#### [What you will do]
From the entries below, copy out all lines holding "Report".

#### [Page and application data records]
►

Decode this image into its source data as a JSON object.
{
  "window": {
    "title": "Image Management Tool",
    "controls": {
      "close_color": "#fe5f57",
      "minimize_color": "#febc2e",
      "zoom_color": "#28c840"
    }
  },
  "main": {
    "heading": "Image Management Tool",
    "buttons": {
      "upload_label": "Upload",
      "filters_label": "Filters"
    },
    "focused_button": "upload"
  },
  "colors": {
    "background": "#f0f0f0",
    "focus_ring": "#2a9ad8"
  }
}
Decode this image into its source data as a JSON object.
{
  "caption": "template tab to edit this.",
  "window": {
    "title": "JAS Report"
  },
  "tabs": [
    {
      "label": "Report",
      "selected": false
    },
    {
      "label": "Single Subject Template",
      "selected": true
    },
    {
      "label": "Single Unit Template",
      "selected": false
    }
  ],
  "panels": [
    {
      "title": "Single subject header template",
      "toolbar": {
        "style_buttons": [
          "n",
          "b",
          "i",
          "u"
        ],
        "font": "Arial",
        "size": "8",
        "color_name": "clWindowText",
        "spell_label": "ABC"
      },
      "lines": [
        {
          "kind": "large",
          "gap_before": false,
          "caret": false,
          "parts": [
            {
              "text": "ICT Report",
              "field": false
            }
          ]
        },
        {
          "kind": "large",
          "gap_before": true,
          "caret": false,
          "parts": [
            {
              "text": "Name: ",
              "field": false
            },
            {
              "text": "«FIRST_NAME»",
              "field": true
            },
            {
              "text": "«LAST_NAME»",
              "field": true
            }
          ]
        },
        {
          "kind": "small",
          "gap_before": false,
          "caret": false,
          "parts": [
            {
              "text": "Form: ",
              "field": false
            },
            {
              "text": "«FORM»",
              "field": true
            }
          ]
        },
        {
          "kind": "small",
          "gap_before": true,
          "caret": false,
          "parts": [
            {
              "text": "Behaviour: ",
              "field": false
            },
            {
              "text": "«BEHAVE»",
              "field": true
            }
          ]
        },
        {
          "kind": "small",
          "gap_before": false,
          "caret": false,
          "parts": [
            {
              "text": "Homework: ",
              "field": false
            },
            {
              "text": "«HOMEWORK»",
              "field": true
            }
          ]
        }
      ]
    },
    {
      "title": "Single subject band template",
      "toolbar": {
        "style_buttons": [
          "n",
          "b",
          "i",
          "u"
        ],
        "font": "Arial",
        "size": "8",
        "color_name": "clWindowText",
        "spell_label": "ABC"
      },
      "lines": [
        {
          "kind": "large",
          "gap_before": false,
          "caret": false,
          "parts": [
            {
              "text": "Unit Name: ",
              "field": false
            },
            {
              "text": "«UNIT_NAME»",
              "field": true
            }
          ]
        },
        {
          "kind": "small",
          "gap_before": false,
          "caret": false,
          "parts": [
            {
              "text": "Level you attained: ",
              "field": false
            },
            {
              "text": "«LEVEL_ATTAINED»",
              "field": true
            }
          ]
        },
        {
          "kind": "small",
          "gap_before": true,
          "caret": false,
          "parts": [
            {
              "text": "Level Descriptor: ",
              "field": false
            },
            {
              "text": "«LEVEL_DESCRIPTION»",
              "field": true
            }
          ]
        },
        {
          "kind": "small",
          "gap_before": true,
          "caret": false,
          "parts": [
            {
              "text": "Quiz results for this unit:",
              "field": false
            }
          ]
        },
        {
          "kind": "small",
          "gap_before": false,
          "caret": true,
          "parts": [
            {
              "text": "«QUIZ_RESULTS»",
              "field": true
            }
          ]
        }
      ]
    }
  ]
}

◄

#### [Answer to this problem]
    "title": "JAS Report"
      "label": "Report",
              "text": "ICT Report",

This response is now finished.